Still, it's an exciting prospect for Bridges to play in the NBA. While he liked Dwayne Wade when he started following the NBA, Bridges became a fan of players still in the league such as Jimmy Butler, Klay Thompson and Kevin Durant.

"Guys that since I can remember turning on my TV, watching them play; it's a blessing to be in this exclusive club and, God willing, I'm about to be in," Bridges said. "Just taking one day at a time to stay grounded, stay where my feet are, and lean on those seasoned players, ask questions, be a sponge. I definitely look forward to that."

Bridges' ability to learn has characterized his playing style since his high school days at Fairmont Senior when he played for David Retton. Bridges said Retton taught him how to play in a system after doing his own thing with teammate Zyon Dobbs in middle school.

"We were just out there doing our own thing, and then we got to high school and we couldn't do that anymore because guys were as good as us and if not better," Bridges said. "Establishing [playing for the team] from an early age helps a lot in the long run. Especially like in college because there are gonna be guys who are once again bigger, faster, stronger, and just overall better than you."

Retton had high praise for Bridges and described his game as constantly improving, good shooting and the ability to defend anyone.

"He steadily improved from his freshman year to his senior year," Retton said. "He was always a good shooter. I noticed that when he got in a [defensive] stance, he had very good feet. He could move laterally. He became a very good on-the-ball defender for us in high school."

Retton said that as team personnel changed over the years, Bridges took on defending more people on the court and not just the guard he was lined up against. And in the NBA where the game is becoming positionless, it gives Bridges something he can bring to the league.

"He has a lot of versatility in his basketball game," Retton said. "And he was a winner to coach in high school. Very intelligent and worked extremely hard."

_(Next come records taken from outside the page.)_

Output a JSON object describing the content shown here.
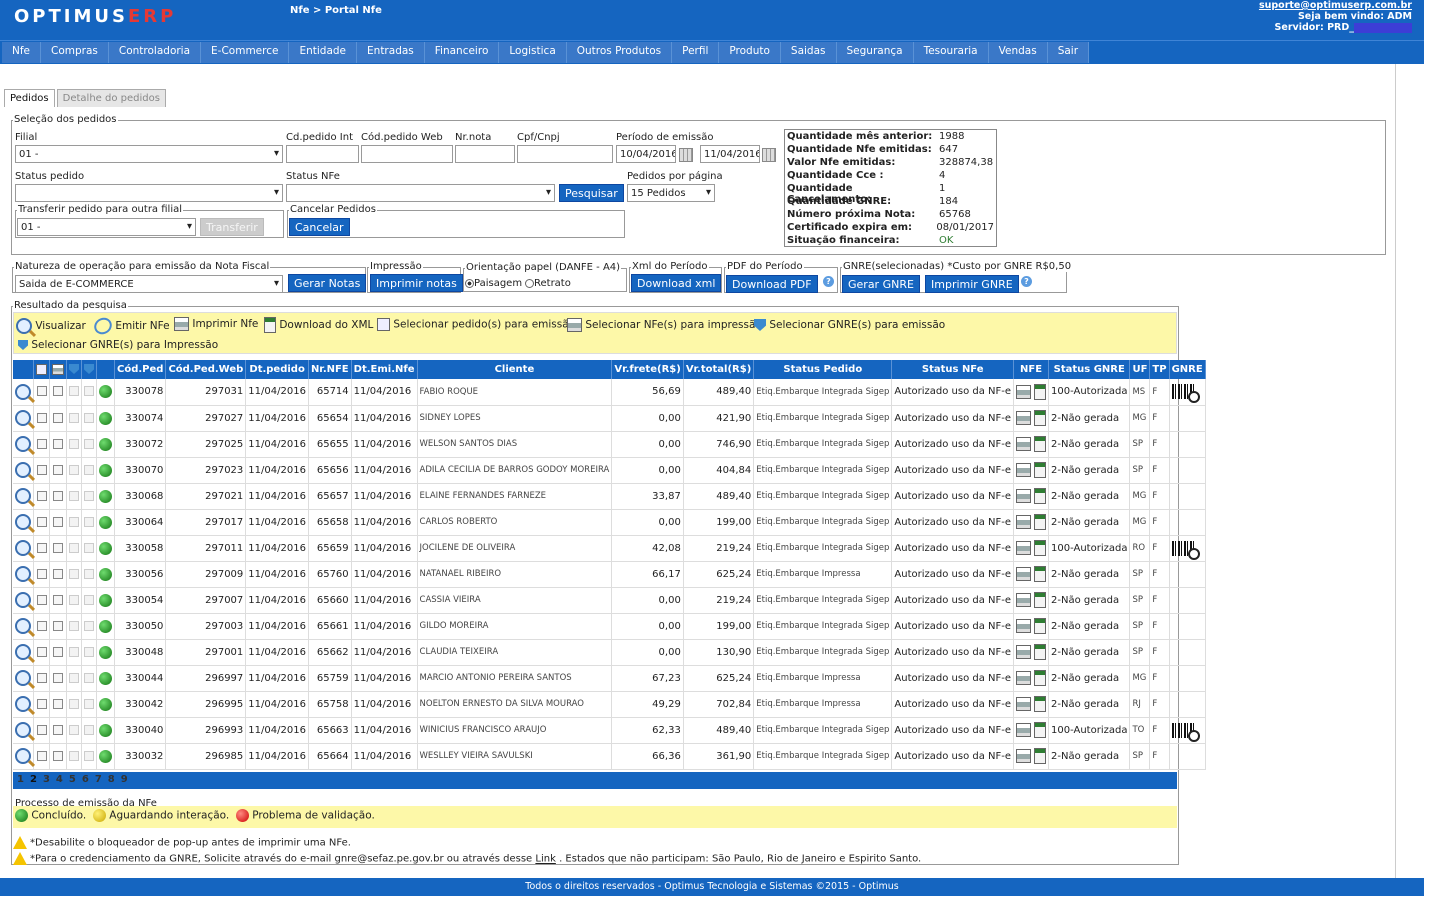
{
  "header": {
    "logo_text": "OPTIMUS",
    "logo_erp": "ERP",
    "breadcrumb": "Nfe > Portal Nfe",
    "support_email": "suporte@optimuserp.com.br",
    "welcome": "Seja bem vindo: ADM",
    "server": "Servidor: PRD_"
  },
  "menu": [
    "Nfe",
    "Compras",
    "Controladoria",
    "E-Commerce",
    "Entidade",
    "Entradas",
    "Financeiro",
    "Logistica",
    "Outros Produtos",
    "Perfil",
    "Produto",
    "Saidas",
    "Segurança",
    "Tesouraria",
    "Vendas",
    "Sair"
  ],
  "tabs": [
    "Pedidos",
    "Detalhe do pedidos"
  ],
  "selection": {
    "legend": "Seleção dos pedidos",
    "filial_label": "Filial",
    "filial_value": "01 -",
    "cd_pedido_int_label": "Cd.pedido Int",
    "cod_pedido_web_label": "Cód.pedido Web",
    "nr_nota_label": "Nr.nota",
    "cpf_label": "Cpf/Cnpj",
    "periodo_label": "Período de emissão",
    "date_from": "10/04/2016",
    "date_to": "11/04/2016",
    "status_pedido_label": "Status pedido",
    "status_nfe_label": "Status NFe",
    "pesquisar": "Pesquisar",
    "por_pagina_label": "Pedidos por página",
    "por_pagina_value": "15 Pedidos",
    "transferir_legend": "Transferir pedido para outra filial",
    "transferir_value": "01 -",
    "transferir_btn": "Transferir",
    "cancelar_legend": "Cancelar Pedidos",
    "cancelar_btn": "Cancelar"
  },
  "stats": [
    {
      "k": "Quantidade mês anterior:",
      "v": "1988"
    },
    {
      "k": "Quantidade Nfe emitidas:",
      "v": "647"
    },
    {
      "k": "Valor Nfe emitidas:",
      "v": "328874,38"
    },
    {
      "k": "Quantidade Cce :",
      "v": "4"
    },
    {
      "k": "Quantidade Cancelamento:",
      "v": "1"
    },
    {
      "k": "Quantidade GNRE:",
      "v": "184"
    },
    {
      "k": "Número próxima Nota:",
      "v": "65768"
    },
    {
      "k": "Certificado expira em:",
      "v": "08/01/2017"
    },
    {
      "k": "Situação financeira:",
      "v": "OK"
    }
  ],
  "actions": {
    "natureza_legend": "Natureza de operação para emissão da Nota Fiscal",
    "natureza_value": "Saida de E-COMMERCE",
    "gerar_notas": "Gerar Notas",
    "impressao_legend": "Impressão",
    "imprimir_notas": "Imprimir notas",
    "orientacao_legend": "Orientação papel (DANFE - A4)",
    "paisagem": "Paisagem",
    "retrato": "Retrato",
    "xml_legend": "Xml do Período",
    "download_xml": "Download xml",
    "pdf_legend": "PDF do Período",
    "download_pdf": "Download PDF",
    "gnre_legend": "GNRE(selecionadas) *Custo por GNRE R$0,50",
    "gerar_gnre": "Gerar GNRE",
    "imprimir_gnre": "Imprimir GNRE"
  },
  "results": {
    "legend": "Resultado da pesquisa",
    "tool_visualizar": "Visualizar",
    "tool_emitir": "Emitir NFe",
    "tool_imprimir": "Imprimir Nfe",
    "tool_download": "Download do XML",
    "tool_sel_pedido": "Selecionar pedido(s) para emissão",
    "tool_sel_nfe": "Selecionar NFe(s) para impressão",
    "tool_sel_gnre": "Selecionar GNRE(s) para emissão",
    "tool_sel_gnre_imp": "Selecionar GNRE(s) para Impressão"
  },
  "columns": [
    "Cód.Ped",
    "Cód.Ped.Web",
    "Dt.pedido",
    "Nr.NFE",
    "Dt.Emi.Nfe",
    "Cliente",
    "Vr.frete(R$)",
    "Vr.total(R$)",
    "Status Pedido",
    "Status NFe",
    "NFE",
    "Status GNRE",
    "UF",
    "TP",
    "GNRE"
  ],
  "rows": [
    {
      "cod": "330078",
      "web": "297031",
      "dt": "11/04/2016",
      "nfe": "65714",
      "dte": "11/04/2016",
      "cli": "FABIO ROQUE",
      "frete": "56,69",
      "total": "489,40",
      "sp": "Etiq.Embarque Integrada Sigep",
      "sn": "Autorizado uso da NF-e",
      "sg": "100-Autorizada",
      "uf": "MS",
      "tp": "F",
      "gnre": true
    },
    {
      "cod": "330074",
      "web": "297027",
      "dt": "11/04/2016",
      "nfe": "65654",
      "dte": "11/04/2016",
      "cli": "SIDNEY LOPES",
      "frete": "0,00",
      "total": "421,90",
      "sp": "Etiq.Embarque Integrada Sigep",
      "sn": "Autorizado uso da NF-e",
      "sg": "2-Não gerada",
      "uf": "MG",
      "tp": "F",
      "gnre": false
    },
    {
      "cod": "330072",
      "web": "297025",
      "dt": "11/04/2016",
      "nfe": "65655",
      "dte": "11/04/2016",
      "cli": "WELSON SANTOS DIAS",
      "frete": "0,00",
      "total": "746,90",
      "sp": "Etiq.Embarque Integrada Sigep",
      "sn": "Autorizado uso da NF-e",
      "sg": "2-Não gerada",
      "uf": "SP",
      "tp": "F",
      "gnre": false
    },
    {
      "cod": "330070",
      "web": "297023",
      "dt": "11/04/2016",
      "nfe": "65656",
      "dte": "11/04/2016",
      "cli": "ADILA CECILIA DE BARROS GODOY MOREIRA",
      "frete": "0,00",
      "total": "404,84",
      "sp": "Etiq.Embarque Integrada Sigep",
      "sn": "Autorizado uso da NF-e",
      "sg": "2-Não gerada",
      "uf": "SP",
      "tp": "F",
      "gnre": false
    },
    {
      "cod": "330068",
      "web": "297021",
      "dt": "11/04/2016",
      "nfe": "65657",
      "dte": "11/04/2016",
      "cli": "ELAINE FERNANDES FARNEZE",
      "frete": "33,87",
      "total": "489,40",
      "sp": "Etiq.Embarque Integrada Sigep",
      "sn": "Autorizado uso da NF-e",
      "sg": "2-Não gerada",
      "uf": "MG",
      "tp": "F",
      "gnre": false
    },
    {
      "cod": "330064",
      "web": "297017",
      "dt": "11/04/2016",
      "nfe": "65658",
      "dte": "11/04/2016",
      "cli": "CARLOS ROBERTO",
      "frete": "0,00",
      "total": "199,00",
      "sp": "Etiq.Embarque Integrada Sigep",
      "sn": "Autorizado uso da NF-e",
      "sg": "2-Não gerada",
      "uf": "MG",
      "tp": "F",
      "gnre": false
    },
    {
      "cod": "330058",
      "web": "297011",
      "dt": "11/04/2016",
      "nfe": "65659",
      "dte": "11/04/2016",
      "cli": "JOCILENE DE OLIVEIRA",
      "frete": "42,08",
      "total": "219,24",
      "sp": "Etiq.Embarque Integrada Sigep",
      "sn": "Autorizado uso da NF-e",
      "sg": "100-Autorizada",
      "uf": "RO",
      "tp": "F",
      "gnre": true
    },
    {
      "cod": "330056",
      "web": "297009",
      "dt": "11/04/2016",
      "nfe": "65760",
      "dte": "11/04/2016",
      "cli": "NATANAEL RIBEIRO",
      "frete": "66,17",
      "total": "625,24",
      "sp": "Etiq.Embarque Impressa",
      "sn": "Autorizado uso da NF-e",
      "sg": "2-Não gerada",
      "uf": "SP",
      "tp": "F",
      "gnre": false
    },
    {
      "cod": "330054",
      "web": "297007",
      "dt": "11/04/2016",
      "nfe": "65660",
      "dte": "11/04/2016",
      "cli": "CASSIA VIEIRA",
      "frete": "0,00",
      "total": "219,24",
      "sp": "Etiq.Embarque Integrada Sigep",
      "sn": "Autorizado uso da NF-e",
      "sg": "2-Não gerada",
      "uf": "SP",
      "tp": "F",
      "gnre": false
    },
    {
      "cod": "330050",
      "web": "297003",
      "dt": "11/04/2016",
      "nfe": "65661",
      "dte": "11/04/2016",
      "cli": "GILDO MOREIRA",
      "frete": "0,00",
      "total": "199,00",
      "sp": "Etiq.Embarque Integrada Sigep",
      "sn": "Autorizado uso da NF-e",
      "sg": "2-Não gerada",
      "uf": "SP",
      "tp": "F",
      "gnre": false
    },
    {
      "cod": "330048",
      "web": "297001",
      "dt": "11/04/2016",
      "nfe": "65662",
      "dte": "11/04/2016",
      "cli": "CLAUDIA TEIXEIRA",
      "frete": "0,00",
      "total": "130,90",
      "sp": "Etiq.Embarque Integrada Sigep",
      "sn": "Autorizado uso da NF-e",
      "sg": "2-Não gerada",
      "uf": "SP",
      "tp": "F",
      "gnre": false
    },
    {
      "cod": "330044",
      "web": "296997",
      "dt": "11/04/2016",
      "nfe": "65759",
      "dte": "11/04/2016",
      "cli": "MARCIO ANTONIO PEREIRA SANTOS",
      "frete": "67,23",
      "total": "625,24",
      "sp": "Etiq.Embarque Impressa",
      "sn": "Autorizado uso da NF-e",
      "sg": "2-Não gerada",
      "uf": "MG",
      "tp": "F",
      "gnre": false
    },
    {
      "cod": "330042",
      "web": "296995",
      "dt": "11/04/2016",
      "nfe": "65758",
      "dte": "11/04/2016",
      "cli": "NOELTON ERNESTO DA SILVA MOURAO",
      "frete": "49,29",
      "total": "702,84",
      "sp": "Etiq.Embarque Impressa",
      "sn": "Autorizado uso da NF-e",
      "sg": "2-Não gerada",
      "uf": "RJ",
      "tp": "F",
      "gnre": false
    },
    {
      "cod": "330040",
      "web": "296993",
      "dt": "11/04/2016",
      "nfe": "65663",
      "dte": "11/04/2016",
      "cli": "WINICIUS FRANCISCO ARAUJO",
      "frete": "62,33",
      "total": "489,40",
      "sp": "Etiq.Embarque Integrada Sigep",
      "sn": "Autorizado uso da NF-e",
      "sg": "100-Autorizada",
      "uf": "TO",
      "tp": "F",
      "gnre": true
    },
    {
      "cod": "330032",
      "web": "296985",
      "dt": "11/04/2016",
      "nfe": "65664",
      "dte": "11/04/2016",
      "cli": "WESLLEY VIEIRA SAVULSKI",
      "frete": "66,36",
      "total": "361,90",
      "sp": "Etiq.Embarque Integrada Sigep",
      "sn": "Autorizado uso da NF-e",
      "sg": "2-Não gerada",
      "uf": "SP",
      "tp": "F",
      "gnre": false
    }
  ],
  "pager": {
    "current": "2",
    "pages": [
      "1",
      "2",
      "3",
      "4",
      "5",
      "6",
      "7",
      "8",
      "9"
    ]
  },
  "process": {
    "legend": "Processo de emissão da NFe",
    "concluido": "Concluído.",
    "aguardando": "Aguardando interação.",
    "problema": "Problema de validação."
  },
  "notes": {
    "popup": "*Desabilite o bloqueador de pop-up antes de imprimir uma NFe.",
    "gnre_before": "*Para o credenciamento da GNRE, Solicite através do e-mail gnre@sefaz.pe.gov.br ou através desse",
    "gnre_link": "Link",
    "gnre_after": ". Estados que não participam: São Paulo, Rio de Janeiro e Espirito Santo."
  },
  "footer": "Todos o direitos reservados - Optimus Tecnologia e Sistemas ©2015 - Optimus"
}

Bridges has the opportunity to become the first Fairmont and Marion County native to play in the NBA, at least according to He also could join fellow Fairmont Senior alumni and NFL players Zach Frazier and Dante Stills, the latter a basketball teammate of Bridges, as recent Polar Bears to turn pro through the draft of their respective leagues.

"That's just a testament to my parents for raising me right," Bridges said. "Always pushing me to do better and reach for my goals. They always told me if my goals didn't sound crazy to everybody else, then I need to come up with some new goals."

While he's unsure who will draft him, if he even gets drafted at all, Bridges hopes he will become an inspiration to basketball loving kids in West Virginia to continue to work hard if they want to make the NBA.

As for which team he hopes will draft him, Bridges has no preference.

"Whichever one wants me the most," Bridges said with a laugh.

Reach Colin C. Rhodes at 304-367-2548